• Action item
Copy exactly the line containing "Parse this screenshot: output" and all the lines that follow it to the end of the records, minus the pictures.

• Records supplied
────────

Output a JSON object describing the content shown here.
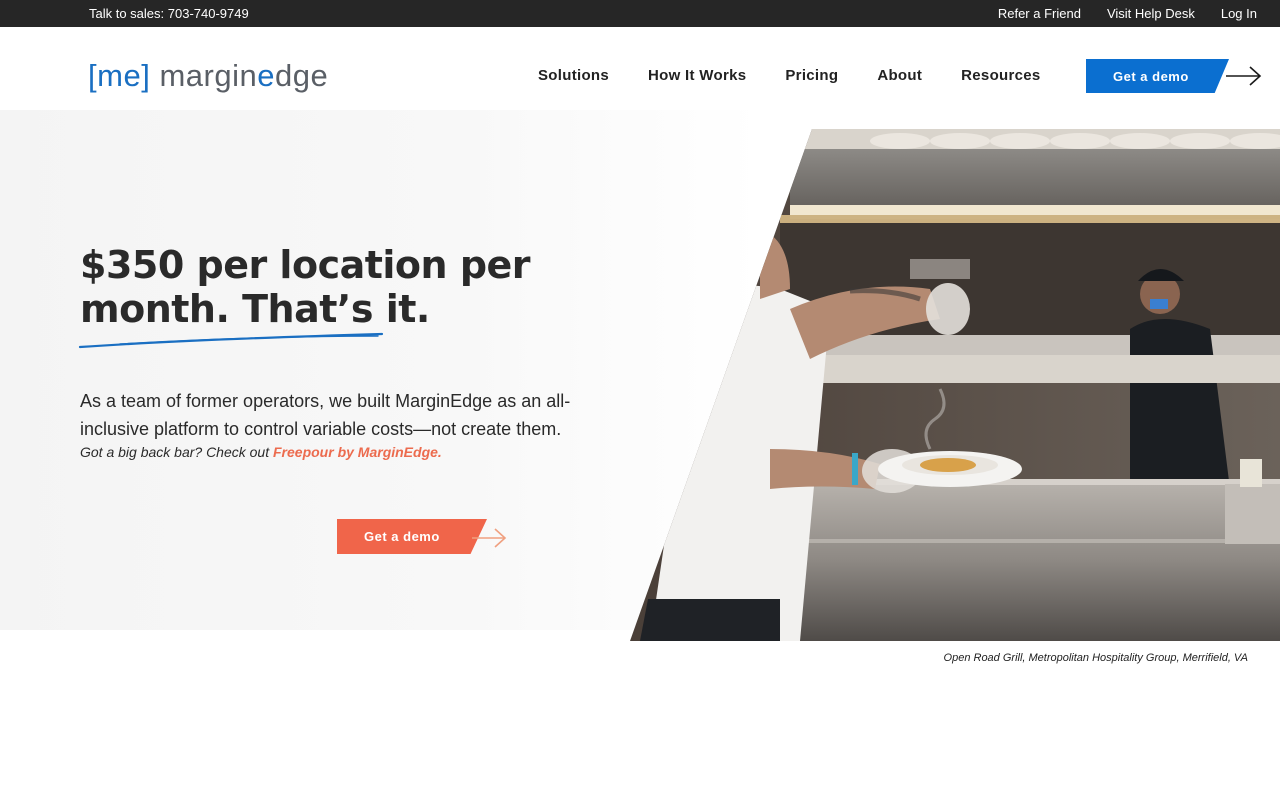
{
  "topbar": {
    "sales": "Talk to sales: 703-740-9749",
    "links": [
      "Refer a Friend",
      "Visit Help Desk",
      "Log In"
    ]
  },
  "logo": {
    "bracket_open": "[",
    "me": "me",
    "bracket_close": "]",
    "word_a": "margin",
    "word_accent": "e",
    "word_b": "dge"
  },
  "nav": {
    "items": [
      "Solutions",
      "How It Works",
      "Pricing",
      "About",
      "Resources"
    ],
    "cta": "Get a demo"
  },
  "hero": {
    "headline_line1": "$350 per location per",
    "headline_line2": "month. That’s it.",
    "body": "As a team of former operators, we built MarginEdge as an all-inclusive platform to control variable costs—not create them.",
    "backbar_prefix": "Got a big back bar? Check out ",
    "backbar_link": "Freepour by MarginEdge.",
    "cta": "Get a demo",
    "caption": "Open Road Grill, Metropolitan Hospitality Group, Merrifield, VA"
  },
  "colors": {
    "brand_blue": "#0b6fd0",
    "accent_orange": "#f0654a",
    "topbar": "#262626"
  },
  "icons": {
    "nav_cta_arrow": "arrow-right-icon",
    "hero_cta_arrow": "arrow-right-icon"
  }
}
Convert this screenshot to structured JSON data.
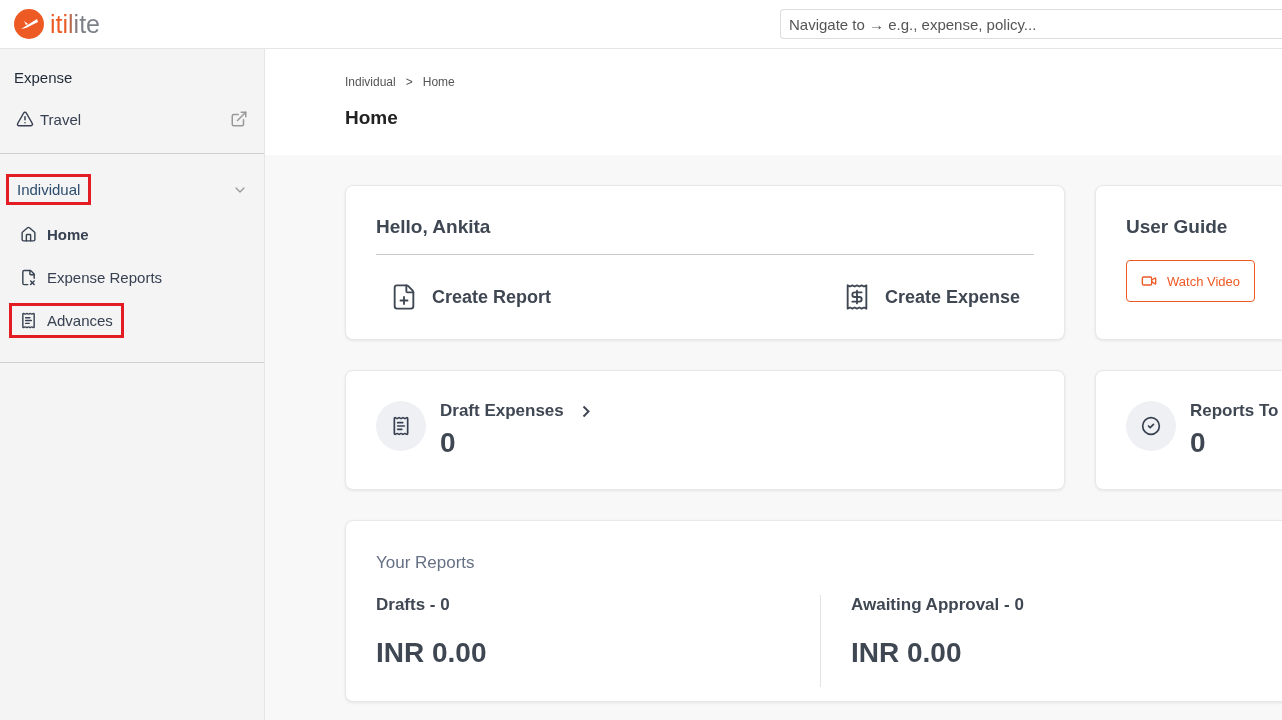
{
  "header": {
    "logo": "itilite",
    "search": {
      "placeholder": "Navigate to → e.g., expense, policy..."
    }
  },
  "sidebar": {
    "section_title": "Expense",
    "travel": {
      "label": "Travel"
    },
    "group": {
      "label": "Individual",
      "expanded": true,
      "highlighted": true,
      "items": [
        {
          "label": "Home",
          "selected": true,
          "highlighted": false
        },
        {
          "label": "Expense Reports",
          "selected": false,
          "highlighted": false
        },
        {
          "label": "Advances",
          "selected": false,
          "highlighted": true
        }
      ]
    }
  },
  "breadcrumb": [
    "Individual",
    ">",
    "Home"
  ],
  "page_title": "Home",
  "greeting_card": {
    "title": "Hello, Ankita",
    "actions": [
      {
        "label": "Create Report"
      },
      {
        "label": "Create Expense"
      }
    ]
  },
  "guide_card": {
    "title": "User Guide",
    "button": "Watch Video"
  },
  "stat_cards": [
    {
      "label": "Draft Expenses",
      "value": "0",
      "arrow": true
    },
    {
      "label": "Reports To",
      "value": "0",
      "arrow": false
    }
  ],
  "reports": {
    "title": "Your Reports",
    "columns": [
      {
        "label": "Drafts - 0",
        "amount": "INR 0.00"
      },
      {
        "label": "Awaiting Approval - 0",
        "amount": "INR 0.00"
      }
    ]
  }
}
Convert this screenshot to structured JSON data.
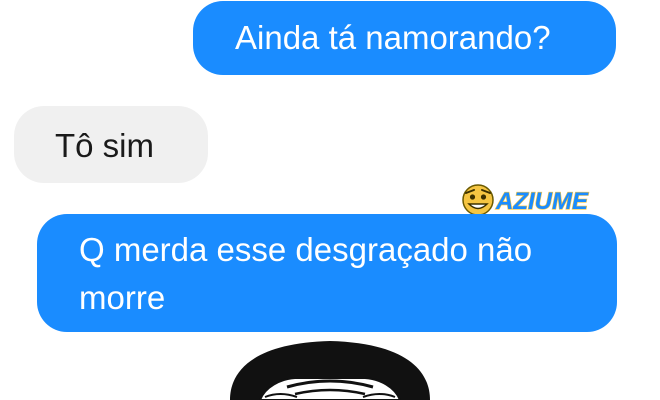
{
  "conversation": {
    "messages": [
      {
        "sender": "me",
        "text": "Ainda tá namorando?"
      },
      {
        "sender": "other",
        "text": "Tô sim"
      },
      {
        "sender": "me",
        "text": "Q merda esse desgraçado não morre"
      }
    ]
  },
  "watermark": {
    "brand": "AZIUME",
    "accent_color": "#1a8cff"
  },
  "colors": {
    "outgoing_bubble": "#1a8cff",
    "incoming_bubble": "#f0f0f0"
  },
  "image": {
    "icon": "meme-face-icon"
  }
}
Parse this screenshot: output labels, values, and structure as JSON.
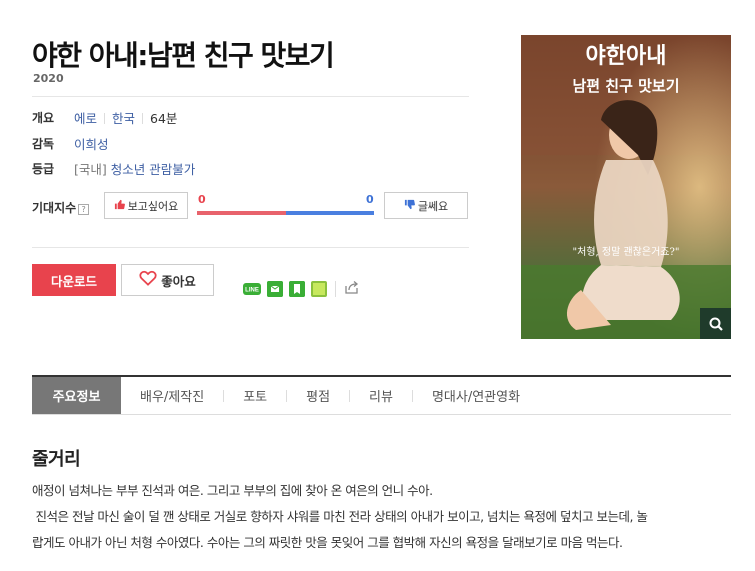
{
  "movie": {
    "title": "야한 아내:남편 친구 맛보기",
    "year": "2020"
  },
  "info": {
    "overview_label": "개요",
    "genre": "에로",
    "country": "한국",
    "runtime": "64분",
    "director_label": "감독",
    "director": "이희성",
    "rating_label": "등급",
    "rating_prefix": "[국내]",
    "rating": "청소년 관람불가"
  },
  "expectation": {
    "label": "기대지수",
    "help": "?",
    "want_label": "보고싶어요",
    "want_count": "0",
    "no_label": "글쎄요",
    "no_count": "0",
    "want_share": 0.5
  },
  "actions": {
    "download_label": "다운로드",
    "like_label": "좋아요"
  },
  "share": {
    "line_text": "LINE"
  },
  "poster": {
    "title_line1": "야한아내",
    "title_line2": "남편 친구 맛보기",
    "tagline": "\"처형, 정말 괜찮은거죠?\""
  },
  "tabs": [
    {
      "label": "주요정보"
    },
    {
      "label": "배우/제작진"
    },
    {
      "label": "포토"
    },
    {
      "label": "평점"
    },
    {
      "label": "리뷰"
    },
    {
      "label": "명대사/연관영화"
    }
  ],
  "synopsis": {
    "title": "줄거리",
    "line1": "애정이 넘쳐나는 부부 진석과 여은. 그리고 부부의 집에 찾아 온 여은의 언니 수아.",
    "line2": " 진석은 전날 마신 술이 덜 깬 상태로 거실로 향하자 샤워를 마친 전라 상태의 아내가 보이고, 넘치는 욕정에 덮치고 보는데, 놀",
    "line3": "랍게도 아내가 아닌 처형 수아였다. 수아는 그의 짜릿한 맛을 못잊어 그를 협박해 자신의 욕정을 달래보기로 마음 먹는다."
  }
}
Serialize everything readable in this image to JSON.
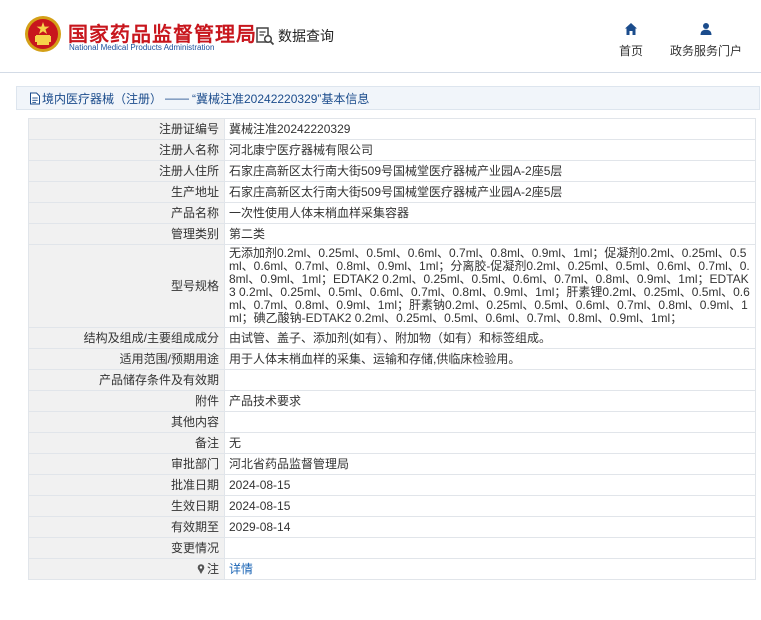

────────

• Result for this exercise
Parse this screenshot: output labels, values, and structure as JSON.
{
  "movie": {
    "title": "야한 아내:남편 친구 맛보기",
    "year": "2020"
  },
  "info": {
    "overview_label": "개요",
    "genre": "에로",
    "country": "한국",
    "runtime": "64분",
    "director_label": "감독",
    "director": "이희성",
    "rating_label": "등급",
    "rating_prefix": "[국내]",
    "rating": "청소년 관람불가"
  },
  "expectation": {
    "label": "기대지수",
    "help": "?",
    "want_label": "보고싶어요",
    "want_count": "0",
    "no_label": "글쎄요",
    "no_count": "0",
    "want_share": 0.5
  },
  "actions": {
    "download_label": "다운로드",
    "like_label": "좋아요"
  },
  "share": {
    "line_text": "LINE"
  },
  "poster": {
    "title_line1": "야한아내",
    "title_line2": "남편 친구 맛보기",
    "tagline": "\"처형, 정말 괜찮은거죠?\""
  },
  "tabs": [
    {
      "label": "주요정보"
    },
    {
      "label": "배우/제작진"
    },
    {
      "label": "포토"
    },
    {
      "label": "평점"
    },
    {
      "label": "리뷰"
    },
    {
      "label": "명대사/연관영화"
    }
  ],
  "synopsis": {
    "title": "줄거리",
    "line1": "애정이 넘쳐나는 부부 진석과 여은. 그리고 부부의 집에 찾아 온 여은의 언니 수아.",
    "line2": " 진석은 전날 마신 술이 덜 깬 상태로 거실로 향하자 샤워를 마친 전라 상태의 아내가 보이고, 넘치는 욕정에 덮치고 보는데, 놀",
    "line3": "랍게도 아내가 아닌 처형 수아였다. 수아는 그의 짜릿한 맛을 못잊어 그를 협박해 자신의 욕정을 달래보기로 마음 먹는다."
  }
}
Serialize everything readable in this image to JSON.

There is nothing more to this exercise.